Exercise details —
Go over each line of the entries below, count those with "heading", and give only the count.
[Excerpted records Boundary: Start]
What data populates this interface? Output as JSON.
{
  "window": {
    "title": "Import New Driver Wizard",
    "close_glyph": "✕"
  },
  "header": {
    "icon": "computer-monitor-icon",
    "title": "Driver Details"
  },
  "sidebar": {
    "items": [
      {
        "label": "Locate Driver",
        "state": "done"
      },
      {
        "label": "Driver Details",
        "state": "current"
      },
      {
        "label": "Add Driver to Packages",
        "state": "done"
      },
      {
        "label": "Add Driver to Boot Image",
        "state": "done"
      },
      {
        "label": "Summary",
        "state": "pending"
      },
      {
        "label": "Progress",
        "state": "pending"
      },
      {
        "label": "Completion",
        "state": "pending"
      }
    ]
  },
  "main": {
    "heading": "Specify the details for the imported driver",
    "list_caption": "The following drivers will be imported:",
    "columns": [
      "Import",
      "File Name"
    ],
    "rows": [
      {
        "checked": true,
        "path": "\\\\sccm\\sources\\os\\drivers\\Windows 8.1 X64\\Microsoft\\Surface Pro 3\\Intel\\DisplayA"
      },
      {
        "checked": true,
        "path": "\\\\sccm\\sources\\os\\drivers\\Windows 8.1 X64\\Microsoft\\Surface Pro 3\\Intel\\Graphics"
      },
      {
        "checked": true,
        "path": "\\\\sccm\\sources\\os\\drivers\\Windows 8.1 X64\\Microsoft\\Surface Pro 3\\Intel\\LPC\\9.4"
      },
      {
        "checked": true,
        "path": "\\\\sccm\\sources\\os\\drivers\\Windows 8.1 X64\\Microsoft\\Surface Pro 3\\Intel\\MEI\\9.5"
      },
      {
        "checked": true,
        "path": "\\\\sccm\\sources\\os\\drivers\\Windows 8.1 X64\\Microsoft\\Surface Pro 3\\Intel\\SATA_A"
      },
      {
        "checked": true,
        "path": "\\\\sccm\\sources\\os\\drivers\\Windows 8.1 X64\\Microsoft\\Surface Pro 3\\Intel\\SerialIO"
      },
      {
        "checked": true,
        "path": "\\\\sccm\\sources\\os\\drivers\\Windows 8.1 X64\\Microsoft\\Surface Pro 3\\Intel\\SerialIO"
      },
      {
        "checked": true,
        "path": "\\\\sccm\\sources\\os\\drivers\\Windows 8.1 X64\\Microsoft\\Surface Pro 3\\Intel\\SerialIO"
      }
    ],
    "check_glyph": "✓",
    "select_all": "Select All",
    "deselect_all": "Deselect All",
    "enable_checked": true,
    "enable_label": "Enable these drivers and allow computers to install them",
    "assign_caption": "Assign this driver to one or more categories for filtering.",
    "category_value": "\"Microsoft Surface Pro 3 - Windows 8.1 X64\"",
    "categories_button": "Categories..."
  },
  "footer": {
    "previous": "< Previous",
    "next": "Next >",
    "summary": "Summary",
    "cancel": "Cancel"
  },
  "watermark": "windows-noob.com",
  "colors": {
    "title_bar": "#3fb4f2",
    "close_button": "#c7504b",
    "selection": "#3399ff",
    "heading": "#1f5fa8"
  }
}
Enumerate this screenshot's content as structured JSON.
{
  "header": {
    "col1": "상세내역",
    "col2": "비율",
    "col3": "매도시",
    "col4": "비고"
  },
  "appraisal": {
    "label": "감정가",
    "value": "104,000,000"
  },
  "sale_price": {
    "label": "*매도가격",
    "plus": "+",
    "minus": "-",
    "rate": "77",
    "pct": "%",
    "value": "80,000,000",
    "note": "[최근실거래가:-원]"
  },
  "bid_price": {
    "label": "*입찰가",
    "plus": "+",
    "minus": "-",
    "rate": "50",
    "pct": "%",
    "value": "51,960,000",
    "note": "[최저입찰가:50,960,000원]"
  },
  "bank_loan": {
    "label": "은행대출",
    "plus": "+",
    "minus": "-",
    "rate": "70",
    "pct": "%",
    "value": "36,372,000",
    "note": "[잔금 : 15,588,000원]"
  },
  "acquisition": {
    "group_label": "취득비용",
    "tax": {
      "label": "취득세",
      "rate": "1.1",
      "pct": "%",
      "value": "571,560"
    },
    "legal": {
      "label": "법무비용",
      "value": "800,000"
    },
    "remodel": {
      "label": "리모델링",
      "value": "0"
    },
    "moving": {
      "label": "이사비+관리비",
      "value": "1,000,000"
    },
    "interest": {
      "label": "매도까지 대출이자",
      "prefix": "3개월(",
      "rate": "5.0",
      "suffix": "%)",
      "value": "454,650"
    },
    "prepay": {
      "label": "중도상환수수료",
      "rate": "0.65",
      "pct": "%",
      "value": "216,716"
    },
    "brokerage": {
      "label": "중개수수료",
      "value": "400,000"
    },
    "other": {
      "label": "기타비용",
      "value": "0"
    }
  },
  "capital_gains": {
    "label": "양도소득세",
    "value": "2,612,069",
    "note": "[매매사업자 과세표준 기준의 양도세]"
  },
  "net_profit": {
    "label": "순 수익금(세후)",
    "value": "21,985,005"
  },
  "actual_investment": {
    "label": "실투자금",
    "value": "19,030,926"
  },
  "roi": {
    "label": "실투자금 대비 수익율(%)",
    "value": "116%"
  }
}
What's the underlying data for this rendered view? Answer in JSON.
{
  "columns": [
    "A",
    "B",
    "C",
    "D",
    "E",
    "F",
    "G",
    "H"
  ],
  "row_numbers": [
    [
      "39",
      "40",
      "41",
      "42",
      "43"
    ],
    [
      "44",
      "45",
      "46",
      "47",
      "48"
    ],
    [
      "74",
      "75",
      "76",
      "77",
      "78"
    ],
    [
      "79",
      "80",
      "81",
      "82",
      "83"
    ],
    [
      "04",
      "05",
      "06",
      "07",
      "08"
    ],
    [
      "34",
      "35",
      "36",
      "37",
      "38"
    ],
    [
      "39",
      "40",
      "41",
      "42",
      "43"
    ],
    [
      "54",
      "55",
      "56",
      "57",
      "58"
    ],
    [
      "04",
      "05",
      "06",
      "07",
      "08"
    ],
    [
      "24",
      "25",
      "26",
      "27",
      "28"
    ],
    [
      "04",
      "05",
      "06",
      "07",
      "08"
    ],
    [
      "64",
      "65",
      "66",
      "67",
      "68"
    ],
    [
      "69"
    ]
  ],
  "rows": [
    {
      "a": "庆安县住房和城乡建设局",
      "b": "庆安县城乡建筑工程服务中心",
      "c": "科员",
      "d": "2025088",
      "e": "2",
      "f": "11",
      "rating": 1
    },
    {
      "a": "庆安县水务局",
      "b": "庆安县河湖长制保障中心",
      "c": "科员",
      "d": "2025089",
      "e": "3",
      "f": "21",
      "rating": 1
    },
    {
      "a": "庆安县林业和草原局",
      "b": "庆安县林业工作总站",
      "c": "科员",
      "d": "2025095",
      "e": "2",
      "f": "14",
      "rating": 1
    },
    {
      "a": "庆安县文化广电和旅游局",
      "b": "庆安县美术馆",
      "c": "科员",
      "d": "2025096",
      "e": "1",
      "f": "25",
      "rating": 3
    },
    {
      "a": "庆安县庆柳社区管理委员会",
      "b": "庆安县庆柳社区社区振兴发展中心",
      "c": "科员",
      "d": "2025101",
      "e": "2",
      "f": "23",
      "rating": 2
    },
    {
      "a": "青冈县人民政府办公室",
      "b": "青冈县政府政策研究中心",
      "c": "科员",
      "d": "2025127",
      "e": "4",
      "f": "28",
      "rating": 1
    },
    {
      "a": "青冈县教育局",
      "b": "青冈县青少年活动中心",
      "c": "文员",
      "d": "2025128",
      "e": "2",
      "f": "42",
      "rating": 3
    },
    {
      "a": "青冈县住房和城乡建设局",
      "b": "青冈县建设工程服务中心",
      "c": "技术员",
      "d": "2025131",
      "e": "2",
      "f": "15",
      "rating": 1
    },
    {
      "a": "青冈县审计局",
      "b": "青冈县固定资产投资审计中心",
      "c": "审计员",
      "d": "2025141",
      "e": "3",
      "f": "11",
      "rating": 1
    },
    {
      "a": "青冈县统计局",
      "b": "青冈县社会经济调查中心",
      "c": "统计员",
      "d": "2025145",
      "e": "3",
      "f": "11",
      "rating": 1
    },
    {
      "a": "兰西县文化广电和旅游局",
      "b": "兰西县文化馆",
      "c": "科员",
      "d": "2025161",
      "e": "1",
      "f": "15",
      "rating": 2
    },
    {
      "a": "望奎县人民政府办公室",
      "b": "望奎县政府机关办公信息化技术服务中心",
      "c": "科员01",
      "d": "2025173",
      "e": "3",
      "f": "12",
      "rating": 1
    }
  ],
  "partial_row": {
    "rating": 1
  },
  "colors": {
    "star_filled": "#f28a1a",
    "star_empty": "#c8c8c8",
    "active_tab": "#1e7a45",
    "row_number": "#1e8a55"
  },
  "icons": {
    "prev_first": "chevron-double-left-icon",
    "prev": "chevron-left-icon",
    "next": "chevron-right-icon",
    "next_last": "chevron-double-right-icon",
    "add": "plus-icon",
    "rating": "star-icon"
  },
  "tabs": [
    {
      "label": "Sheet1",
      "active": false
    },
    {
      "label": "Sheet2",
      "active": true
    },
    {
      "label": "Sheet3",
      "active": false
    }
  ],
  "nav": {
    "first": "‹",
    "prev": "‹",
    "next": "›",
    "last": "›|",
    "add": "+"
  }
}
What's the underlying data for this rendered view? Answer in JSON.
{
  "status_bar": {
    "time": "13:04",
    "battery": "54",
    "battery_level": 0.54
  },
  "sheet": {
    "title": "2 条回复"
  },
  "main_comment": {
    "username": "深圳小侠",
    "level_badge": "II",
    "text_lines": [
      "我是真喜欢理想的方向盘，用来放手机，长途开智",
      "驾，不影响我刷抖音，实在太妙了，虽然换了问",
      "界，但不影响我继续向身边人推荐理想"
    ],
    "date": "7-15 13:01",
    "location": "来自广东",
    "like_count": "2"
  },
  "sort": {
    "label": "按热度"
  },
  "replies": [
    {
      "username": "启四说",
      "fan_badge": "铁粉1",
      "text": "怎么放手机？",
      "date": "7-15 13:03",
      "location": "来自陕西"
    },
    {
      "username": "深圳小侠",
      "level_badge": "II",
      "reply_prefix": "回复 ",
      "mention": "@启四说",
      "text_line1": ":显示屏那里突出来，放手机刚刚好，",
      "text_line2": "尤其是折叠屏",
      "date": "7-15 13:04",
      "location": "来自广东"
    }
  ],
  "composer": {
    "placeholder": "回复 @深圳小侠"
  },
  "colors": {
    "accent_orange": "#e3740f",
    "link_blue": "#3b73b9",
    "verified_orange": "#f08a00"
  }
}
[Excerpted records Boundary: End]
Answer for the task —
2